### Your objective
The records that appear below are to be restated word for word.

** Opening Data provided block **

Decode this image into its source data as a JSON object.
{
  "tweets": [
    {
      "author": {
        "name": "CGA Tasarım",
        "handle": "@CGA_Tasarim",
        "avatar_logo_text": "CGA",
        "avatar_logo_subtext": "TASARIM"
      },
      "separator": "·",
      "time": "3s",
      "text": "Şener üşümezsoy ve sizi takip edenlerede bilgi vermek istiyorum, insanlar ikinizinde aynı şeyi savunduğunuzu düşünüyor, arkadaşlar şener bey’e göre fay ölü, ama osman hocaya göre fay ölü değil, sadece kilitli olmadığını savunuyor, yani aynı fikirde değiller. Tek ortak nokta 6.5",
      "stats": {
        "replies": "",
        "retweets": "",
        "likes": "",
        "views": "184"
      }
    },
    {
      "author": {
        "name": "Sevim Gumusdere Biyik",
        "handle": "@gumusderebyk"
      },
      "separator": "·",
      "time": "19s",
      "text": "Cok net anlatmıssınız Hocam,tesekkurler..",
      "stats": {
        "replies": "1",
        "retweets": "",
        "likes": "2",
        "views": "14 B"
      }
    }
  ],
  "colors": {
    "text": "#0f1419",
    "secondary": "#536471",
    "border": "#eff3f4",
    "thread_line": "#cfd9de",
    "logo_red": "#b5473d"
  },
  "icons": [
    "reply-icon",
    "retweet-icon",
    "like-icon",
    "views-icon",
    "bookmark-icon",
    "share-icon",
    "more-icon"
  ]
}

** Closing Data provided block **

### Result
Decode this image into its source data as a JSON object.
{
  "tweets": [
    {
      "author": {
        "name": "CGA Tasarım",
        "handle": "@CGA_Tasarim",
        "avatar_logo_text": "CGA",
        "avatar_logo_subtext": "TASARIM"
      },
      "separator": "·",
      "time": "3s",
      "text": "Şener üşümezsoy ve sizi takip edenlerede bilgi vermek istiyorum, insanlar ikinizinde aynı şeyi savunduğunuzu düşünüyor, arkadaşlar şener bey’e göre fay ölü, ama osman hocaya göre fay ölü değil, sadece kilitli olmadığını savunuyor, yani aynı fikirde değiller. Tek ortak nokta 6.5",
      "stats": {
        "replies": "",
        "retweets": "",
        "likes": "",
        "views": "184"
      }
    },
    {
      "author": {
        "name": "Sevim Gumusdere Biyik",
        "handle": "@gumusderebyk"
      },
      "separator": "·",
      "time": "19s",
      "text": "Cok net anlatmıssınız Hocam,tesekkurler..",
      "stats": {
        "replies": "1",
        "retweets": "",
        "likes": "2",
        "views": "14 B"
      }
    }
  ],
  "colors": {
    "text": "#0f1419",
    "secondary": "#536471",
    "border": "#eff3f4",
    "thread_line": "#cfd9de",
    "logo_red": "#b5473d"
  },
  "icons": [
    "reply-icon",
    "retweet-icon",
    "like-icon",
    "views-icon",
    "bookmark-icon",
    "share-icon",
    "more-icon"
  ]
}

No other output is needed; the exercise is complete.